**Activity**
Set down all the data again. Change nothing.

**Dataset**
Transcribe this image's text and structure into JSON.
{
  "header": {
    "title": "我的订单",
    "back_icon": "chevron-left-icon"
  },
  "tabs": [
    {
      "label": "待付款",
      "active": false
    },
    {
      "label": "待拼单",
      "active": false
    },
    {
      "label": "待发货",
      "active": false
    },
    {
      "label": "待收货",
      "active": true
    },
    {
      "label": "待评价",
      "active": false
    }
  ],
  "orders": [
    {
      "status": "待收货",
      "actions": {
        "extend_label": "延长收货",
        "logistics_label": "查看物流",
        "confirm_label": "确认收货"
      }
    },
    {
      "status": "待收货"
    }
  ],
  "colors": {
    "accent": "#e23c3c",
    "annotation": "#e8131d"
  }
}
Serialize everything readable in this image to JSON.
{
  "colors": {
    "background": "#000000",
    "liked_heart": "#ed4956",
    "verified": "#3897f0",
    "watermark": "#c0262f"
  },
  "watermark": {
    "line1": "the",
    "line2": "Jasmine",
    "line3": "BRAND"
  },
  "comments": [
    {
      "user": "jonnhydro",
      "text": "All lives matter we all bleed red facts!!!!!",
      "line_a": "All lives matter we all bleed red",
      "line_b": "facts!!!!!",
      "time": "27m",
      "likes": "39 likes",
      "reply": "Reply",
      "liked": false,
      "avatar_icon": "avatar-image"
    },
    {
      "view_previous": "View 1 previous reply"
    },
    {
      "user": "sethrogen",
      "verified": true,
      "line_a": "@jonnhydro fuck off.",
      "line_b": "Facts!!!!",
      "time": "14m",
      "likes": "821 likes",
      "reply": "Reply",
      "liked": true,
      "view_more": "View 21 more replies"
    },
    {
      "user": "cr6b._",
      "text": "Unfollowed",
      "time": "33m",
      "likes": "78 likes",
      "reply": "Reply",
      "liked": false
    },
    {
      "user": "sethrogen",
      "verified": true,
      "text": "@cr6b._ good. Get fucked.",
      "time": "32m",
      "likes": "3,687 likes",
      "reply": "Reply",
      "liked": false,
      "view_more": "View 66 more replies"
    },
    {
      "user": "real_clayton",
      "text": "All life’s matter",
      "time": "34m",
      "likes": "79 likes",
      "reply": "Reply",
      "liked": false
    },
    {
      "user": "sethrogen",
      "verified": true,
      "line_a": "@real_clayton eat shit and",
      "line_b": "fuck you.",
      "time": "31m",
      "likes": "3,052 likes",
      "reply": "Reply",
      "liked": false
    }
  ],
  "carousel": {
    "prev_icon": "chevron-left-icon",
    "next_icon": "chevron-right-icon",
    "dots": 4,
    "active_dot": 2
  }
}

**Reply**
Transcribe this image's text and structure into JSON.
{
  "header": {
    "title": "我的订单",
    "back_icon": "chevron-left-icon"
  },
  "tabs": [
    {
      "label": "待付款",
      "active": false
    },
    {
      "label": "待拼单",
      "active": false
    },
    {
      "label": "待发货",
      "active": false
    },
    {
      "label": "待收货",
      "active": true
    },
    {
      "label": "待评价",
      "active": false
    }
  ],
  "orders": [
    {
      "status": "待收货",
      "actions": {
        "extend_label": "延长收货",
        "logistics_label": "查看物流",
        "confirm_label": "确认收货"
      }
    },
    {
      "status": "待收货"
    }
  ],
  "colors": {
    "accent": "#e23c3c",
    "annotation": "#e8131d"
  }
}
Serialize everything readable in this image to JSON.
{
  "colors": {
    "background": "#000000",
    "liked_heart": "#ed4956",
    "verified": "#3897f0",
    "watermark": "#c0262f"
  },
  "watermark": {
    "line1": "the",
    "line2": "Jasmine",
    "line3": "BRAND"
  },
  "comments": [
    {
      "user": "jonnhydro",
      "text": "All lives matter we all bleed red facts!!!!!",
      "line_a": "All lives matter we all bleed red",
      "line_b": "facts!!!!!",
      "time": "27m",
      "likes": "39 likes",
      "reply": "Reply",
      "liked": false,
      "avatar_icon": "avatar-image"
    },
    {
      "view_previous": "View 1 previous reply"
    },
    {
      "user": "sethrogen",
      "verified": true,
      "line_a": "@jonnhydro fuck off.",
      "line_b": "Facts!!!!",
      "time": "14m",
      "likes": "821 likes",
      "reply": "Reply",
      "liked": true,
      "view_more": "View 21 more replies"
    },
    {
      "user": "cr6b._",
      "text": "Unfollowed",
      "time": "33m",
      "likes": "78 likes",
      "reply": "Reply",
      "liked": false
    },
    {
      "user": "sethrogen",
      "verified": true,
      "text": "@cr6b._ good. Get fucked.",
      "time": "32m",
      "likes": "3,687 likes",
      "reply": "Reply",
      "liked": false,
      "view_more": "View 66 more replies"
    },
    {
      "user": "real_clayton",
      "text": "All life’s matter",
      "time": "34m",
      "likes": "79 likes",
      "reply": "Reply",
      "liked": false
    },
    {
      "user": "sethrogen",
      "verified": true,
      "line_a": "@real_clayton eat shit and",
      "line_b": "fuck you.",
      "time": "31m",
      "likes": "3,052 likes",
      "reply": "Reply",
      "liked": false
    }
  ],
  "carousel": {
    "prev_icon": "chevron-left-icon",
    "next_icon": "chevron-right-icon",
    "dots": 4,
    "active_dot": 2
  }
}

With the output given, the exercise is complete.